Data about app and page elements
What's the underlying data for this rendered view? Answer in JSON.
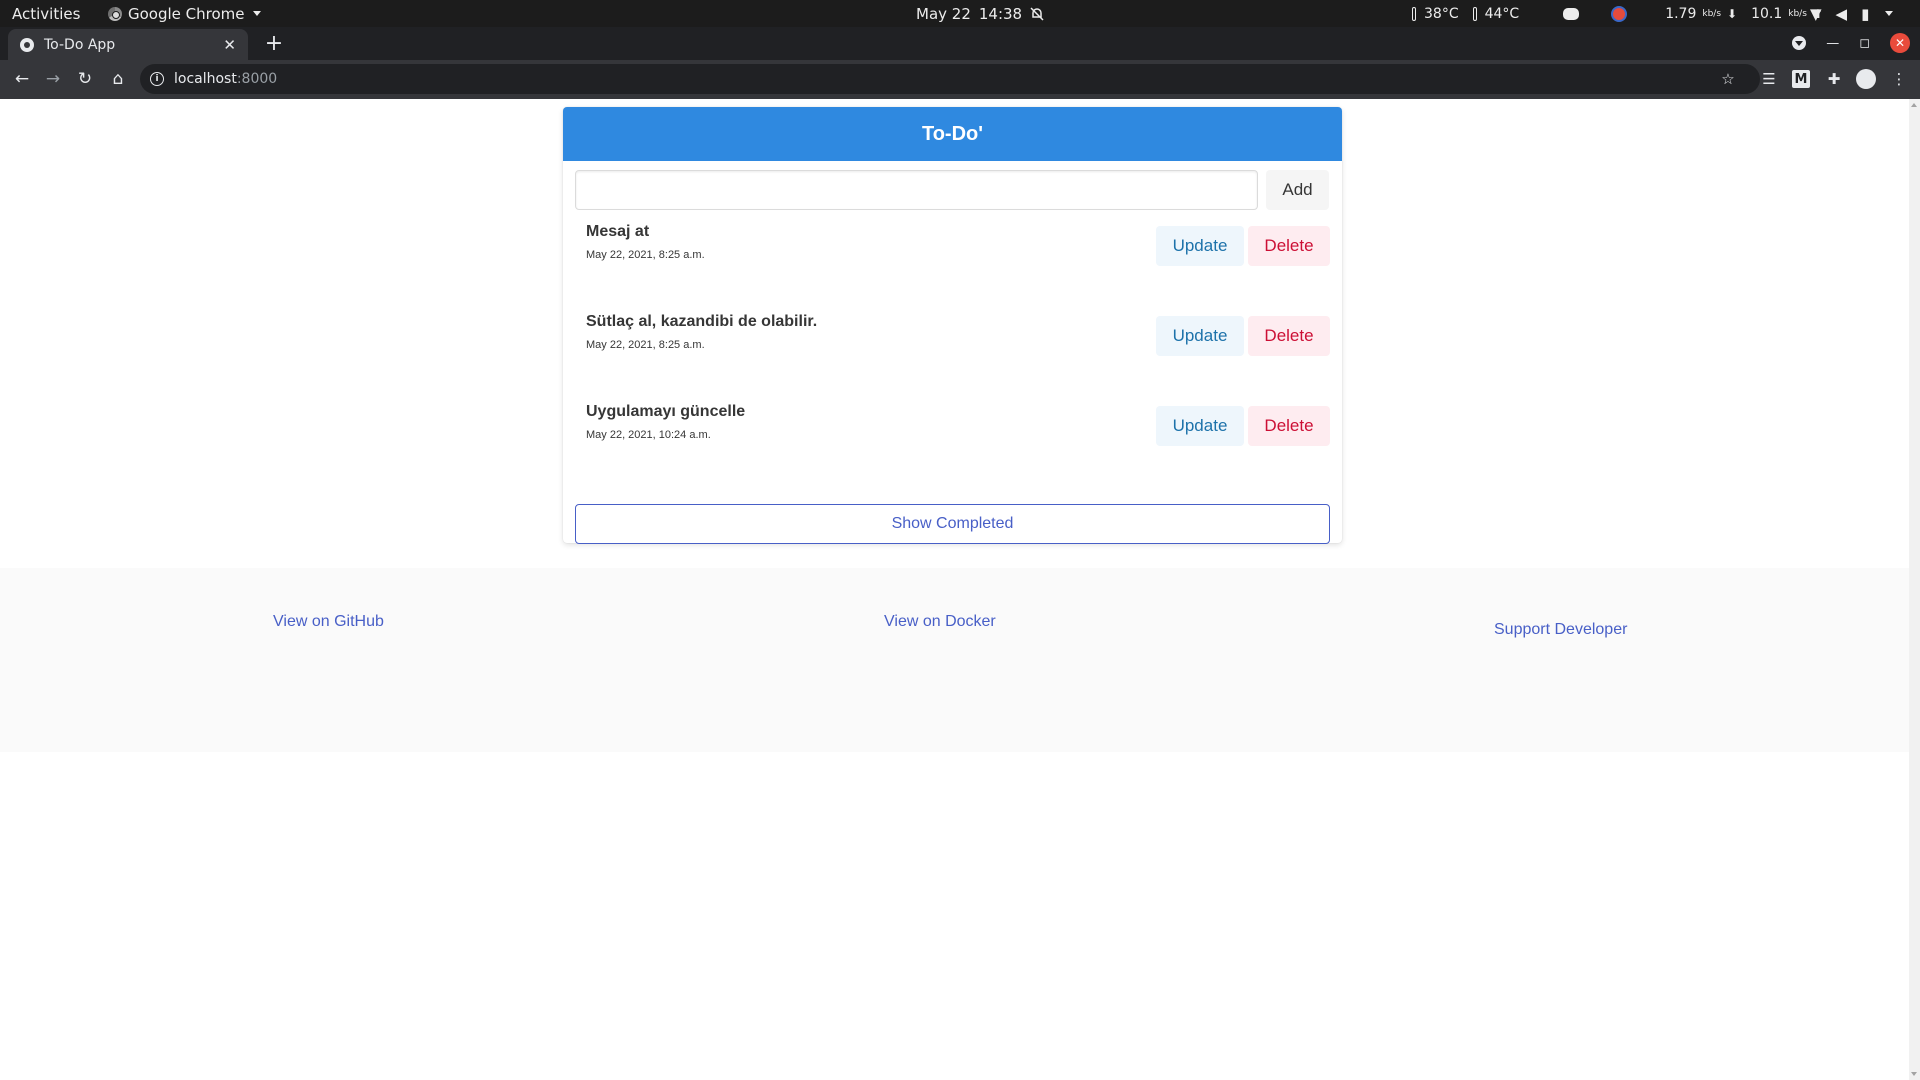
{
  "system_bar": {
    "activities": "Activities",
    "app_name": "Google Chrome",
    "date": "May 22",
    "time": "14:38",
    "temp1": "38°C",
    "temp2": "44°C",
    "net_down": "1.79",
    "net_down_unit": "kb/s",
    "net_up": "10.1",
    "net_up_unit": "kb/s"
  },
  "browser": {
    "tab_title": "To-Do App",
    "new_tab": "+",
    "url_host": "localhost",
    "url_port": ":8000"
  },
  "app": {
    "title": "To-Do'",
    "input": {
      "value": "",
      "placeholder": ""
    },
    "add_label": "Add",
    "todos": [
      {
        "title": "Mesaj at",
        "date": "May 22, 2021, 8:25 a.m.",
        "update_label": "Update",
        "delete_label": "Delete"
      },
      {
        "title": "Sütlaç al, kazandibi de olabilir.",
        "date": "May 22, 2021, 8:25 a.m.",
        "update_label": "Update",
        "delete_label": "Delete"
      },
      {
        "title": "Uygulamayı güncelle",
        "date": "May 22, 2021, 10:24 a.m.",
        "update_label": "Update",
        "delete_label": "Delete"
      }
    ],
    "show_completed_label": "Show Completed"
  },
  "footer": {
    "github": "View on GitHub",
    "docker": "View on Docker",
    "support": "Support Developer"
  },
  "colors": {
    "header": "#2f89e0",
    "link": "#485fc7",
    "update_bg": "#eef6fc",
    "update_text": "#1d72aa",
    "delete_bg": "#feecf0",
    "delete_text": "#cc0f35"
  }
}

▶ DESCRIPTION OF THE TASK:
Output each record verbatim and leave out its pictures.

▶ WRITTEN RESPONSE:
What's the underlying data for this rendered view? Answer in JSON.
{
  "system_bar": {
    "activities": "Activities",
    "app_name": "Google Chrome",
    "date": "May 22",
    "time": "14:38",
    "temp1": "38°C",
    "temp2": "44°C",
    "net_down": "1.79",
    "net_down_unit": "kb/s",
    "net_up": "10.1",
    "net_up_unit": "kb/s"
  },
  "browser": {
    "tab_title": "To-Do App",
    "new_tab": "+",
    "url_host": "localhost",
    "url_port": ":8000"
  },
  "app": {
    "title": "To-Do'",
    "input": {
      "value": "",
      "placeholder": ""
    },
    "add_label": "Add",
    "todos": [
      {
        "title": "Mesaj at",
        "date": "May 22, 2021, 8:25 a.m.",
        "update_label": "Update",
        "delete_label": "Delete"
      },
      {
        "title": "Sütlaç al, kazandibi de olabilir.",
        "date": "May 22, 2021, 8:25 a.m.",
        "update_label": "Update",
        "delete_label": "Delete"
      },
      {
        "title": "Uygulamayı güncelle",
        "date": "May 22, 2021, 10:24 a.m.",
        "update_label": "Update",
        "delete_label": "Delete"
      }
    ],
    "show_completed_label": "Show Completed"
  },
  "footer": {
    "github": "View on GitHub",
    "docker": "View on Docker",
    "support": "Support Developer"
  },
  "colors": {
    "header": "#2f89e0",
    "link": "#485fc7",
    "update_bg": "#eef6fc",
    "update_text": "#1d72aa",
    "delete_bg": "#feecf0",
    "delete_text": "#cc0f35"
  }
}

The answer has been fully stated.